Skid Row Housing Trust has taken an important step forward in its effort to construct a new permanent supportive housing development at the northeast corner of 7th and Wall Streets - its second project at the intersection.

The proposed Flor 401 Lofts development, announced in 2015, would consist of a six-story building featuring 100 residential units to house chronically homeless individuals, homeless veterans, and low-income persons with special needs.  Plans call for studio apartments, as well as one manager's unit.

Koning Eizenberg Architecture is designing the mid-rise building, which would reuse an existing warehouse on the property and add five floors of new construction above.  A rendering portrays a contemporary look and feel for Flor 401, with apartments wrapping around an elevated courtyard.

Per a noticed yesterday by the City of Los Angeles' Housing and Community Investment Department, the City hopes to submit a request to the U.S. Department of Housing and Urban Development for the release of approximately $10.7 million in federal funding for the project later this month.

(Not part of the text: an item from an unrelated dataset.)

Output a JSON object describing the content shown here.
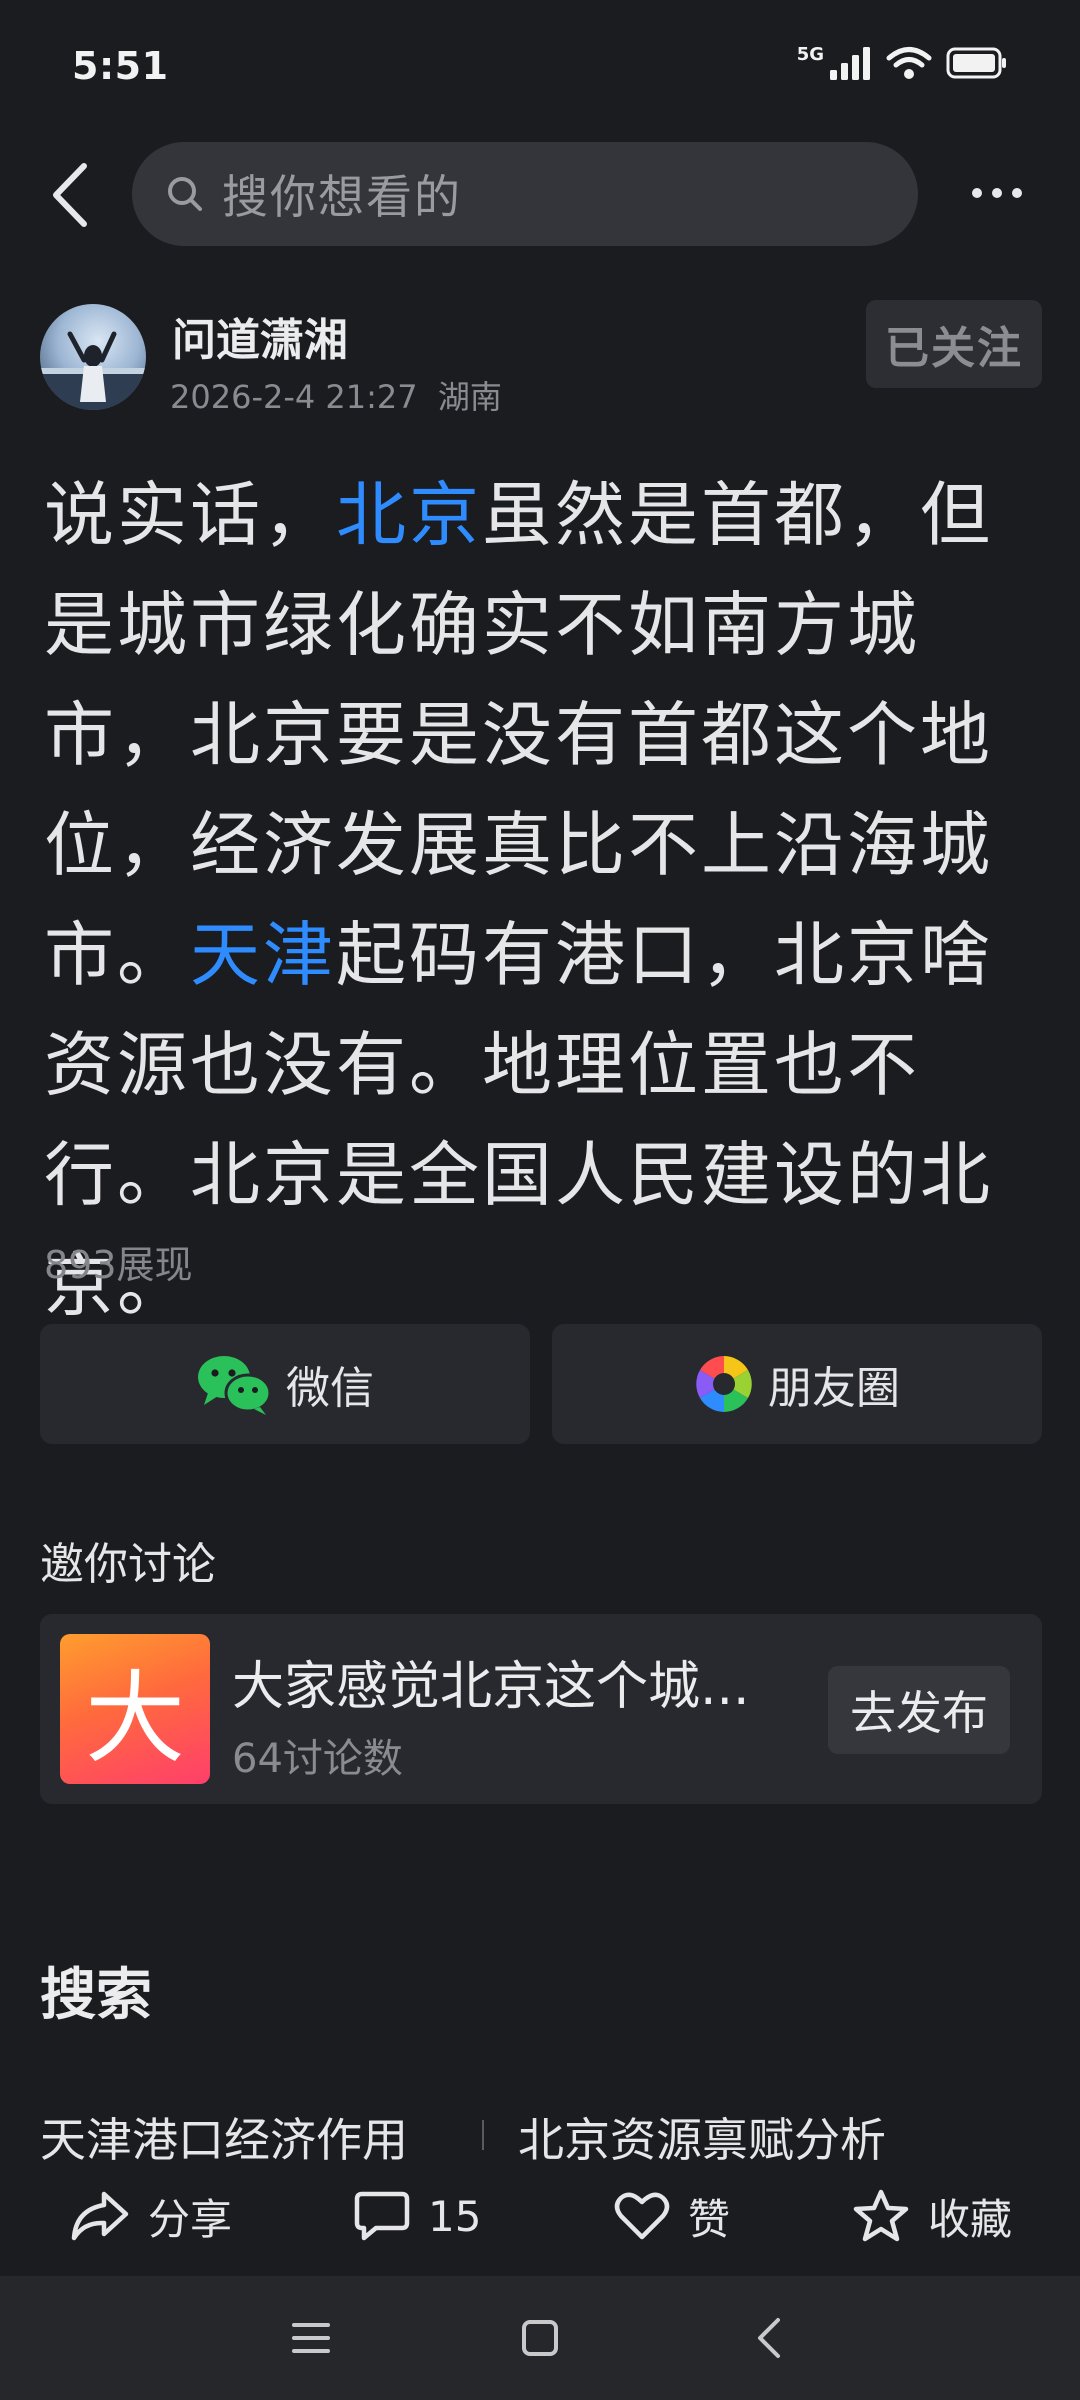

Skid Row Housing Trust will also tap Measure HHH funds for the development.  The ballot measure passed by voters in the City of Los Angeles in November 2016 will provide $1.2 billion for projects such as Flor 401 over the next 10 years, in the hopes of creating 10,000 units of permanent supportive housing.

Late last year, Skid Row Housing Trust cleared the small property located opposite Wall Street, which is slated for a similar development known as the 649 Lofts.  That project, a seven-story building designed by Abode Communities, will offer 55 residential units and a health clinic on its ground floor.

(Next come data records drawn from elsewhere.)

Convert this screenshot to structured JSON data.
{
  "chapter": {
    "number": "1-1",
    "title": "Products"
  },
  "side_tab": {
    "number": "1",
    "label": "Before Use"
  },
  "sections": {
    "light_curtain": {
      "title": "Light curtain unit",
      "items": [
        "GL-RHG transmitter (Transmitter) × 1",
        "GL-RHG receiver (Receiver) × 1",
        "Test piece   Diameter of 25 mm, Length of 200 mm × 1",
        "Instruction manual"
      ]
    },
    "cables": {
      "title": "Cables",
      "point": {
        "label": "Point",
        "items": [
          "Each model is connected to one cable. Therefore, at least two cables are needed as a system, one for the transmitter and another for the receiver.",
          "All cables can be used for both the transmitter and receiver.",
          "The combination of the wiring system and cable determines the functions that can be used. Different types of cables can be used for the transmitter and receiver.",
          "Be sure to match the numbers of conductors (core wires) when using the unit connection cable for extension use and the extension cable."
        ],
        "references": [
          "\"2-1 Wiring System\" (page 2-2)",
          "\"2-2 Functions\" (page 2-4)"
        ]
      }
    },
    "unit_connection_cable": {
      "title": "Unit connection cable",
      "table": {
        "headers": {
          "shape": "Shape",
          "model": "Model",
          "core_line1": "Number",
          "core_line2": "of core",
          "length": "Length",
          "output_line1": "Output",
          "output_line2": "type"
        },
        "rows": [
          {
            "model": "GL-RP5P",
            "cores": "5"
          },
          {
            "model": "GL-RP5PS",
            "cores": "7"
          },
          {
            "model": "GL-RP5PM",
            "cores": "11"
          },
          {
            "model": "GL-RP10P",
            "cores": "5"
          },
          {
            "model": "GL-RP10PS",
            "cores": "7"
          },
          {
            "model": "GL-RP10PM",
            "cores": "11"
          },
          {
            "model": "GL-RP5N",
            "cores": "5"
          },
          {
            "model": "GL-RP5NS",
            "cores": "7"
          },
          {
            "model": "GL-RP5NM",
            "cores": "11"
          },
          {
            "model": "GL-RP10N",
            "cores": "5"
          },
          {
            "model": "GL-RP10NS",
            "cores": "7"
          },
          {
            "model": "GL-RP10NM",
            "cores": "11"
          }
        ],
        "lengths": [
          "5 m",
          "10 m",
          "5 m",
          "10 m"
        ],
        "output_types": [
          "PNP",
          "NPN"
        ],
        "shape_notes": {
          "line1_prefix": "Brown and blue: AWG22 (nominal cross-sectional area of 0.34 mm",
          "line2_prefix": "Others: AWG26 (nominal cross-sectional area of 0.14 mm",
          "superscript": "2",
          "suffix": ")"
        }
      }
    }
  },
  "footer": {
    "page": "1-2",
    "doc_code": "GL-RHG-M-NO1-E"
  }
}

A timeline and precise budget for Flor 401 has not been announced, although construction is expected to begin during 2018.

Skid Row Housing Trust is currently pursuing several other projects within the Downtown area, including a similar building at 7th and San Pedro Streets that would include 81 housing units.  Two blocks north on 5th Street, the developer is teaming with architect Michael Maltzan on a 14-story, 150-unit development that would replace the St. Marks and Crescent Hotels, both of which were converted to residential use in the 1990s.

Other affordable housing developments in the neighborhood include twin high-rise buildings proposed by the Weingart Center, both slated for the corner of 6th and San Pedro Streets.  The pair of 19-story towers, featuring hundreds of residential units, would replace a City-owned parking lot and a small building that abuts Weingart's existing facility.

Market rate towers are also planned across 7th Street from the project site, with including a 33-story apartment tower by Realm Group and a 15-story mixed-use project at the Southern California Flower Market.